When you lose weight, have you ever wondered where the hell the fat actually goes? Sure, it "burns up," but it is a little more scientific than that. Actually, it is quite interesting!
Fat is a store of energy. When you need energy, you break down the fat. That breaks down into a component called free fatty acid and goes into the liver for energy. When you have a lot of excess fat, it generates so much free fatty acid, the liver can't handle it, so it stores it.
When people consume more energy or calories than they can burn, guess what happens? The fat cells become larger. And when people burn more calories than they consume and lose weight-they shrink!
When we lose weight or body fat, we lose it from all over. This is the main reason why spot reduction is a myth!

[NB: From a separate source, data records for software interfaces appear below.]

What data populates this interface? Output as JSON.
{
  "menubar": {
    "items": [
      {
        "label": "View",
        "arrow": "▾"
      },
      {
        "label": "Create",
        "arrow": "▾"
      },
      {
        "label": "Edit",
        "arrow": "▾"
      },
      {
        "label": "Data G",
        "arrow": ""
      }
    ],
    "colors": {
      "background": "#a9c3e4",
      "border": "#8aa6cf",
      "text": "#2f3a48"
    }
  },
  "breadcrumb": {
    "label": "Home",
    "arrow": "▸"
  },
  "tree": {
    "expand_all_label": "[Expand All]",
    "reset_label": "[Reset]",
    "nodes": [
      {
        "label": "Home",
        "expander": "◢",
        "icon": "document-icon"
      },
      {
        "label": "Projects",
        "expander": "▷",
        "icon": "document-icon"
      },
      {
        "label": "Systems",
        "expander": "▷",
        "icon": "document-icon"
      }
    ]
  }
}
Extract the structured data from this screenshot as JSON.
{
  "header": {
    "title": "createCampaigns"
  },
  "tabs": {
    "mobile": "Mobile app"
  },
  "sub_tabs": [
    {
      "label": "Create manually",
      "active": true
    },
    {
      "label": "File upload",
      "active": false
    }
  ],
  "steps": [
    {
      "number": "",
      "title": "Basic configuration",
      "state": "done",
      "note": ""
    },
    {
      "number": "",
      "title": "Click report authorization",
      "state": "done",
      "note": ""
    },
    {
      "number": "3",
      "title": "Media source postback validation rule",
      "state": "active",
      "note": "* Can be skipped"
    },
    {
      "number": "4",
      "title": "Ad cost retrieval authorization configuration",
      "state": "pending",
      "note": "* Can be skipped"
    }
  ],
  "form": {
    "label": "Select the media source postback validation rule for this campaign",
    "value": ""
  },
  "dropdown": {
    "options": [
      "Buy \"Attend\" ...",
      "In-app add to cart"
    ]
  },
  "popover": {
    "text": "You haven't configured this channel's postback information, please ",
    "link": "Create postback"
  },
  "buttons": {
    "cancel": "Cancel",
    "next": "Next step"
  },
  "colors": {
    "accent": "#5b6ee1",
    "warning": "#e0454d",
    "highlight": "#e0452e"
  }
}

Fat cells (aka adipocytes), store excess energy from foods in the form of fatty acids called triglycerides. As the triglycerides are stored within a cell, they force it to expand, increasing the cells diameter.
Humans carry about 10 billion to 30 billion fat cells. People who are obese can have up to 100 billion. Though we can increase the number of fat cells in our body, when we lose weight, we don't lose the number of fat cells. Tragic, right?
The size of the cells shrinks, but the capacity to expand is always there. Meaning, it is easier for you to gain that weight back! The only way to remove the fat cells would be through a liposuction procedure.
Whether or not your fat cells shrink or become larger ultimately depends on your diet and fitness.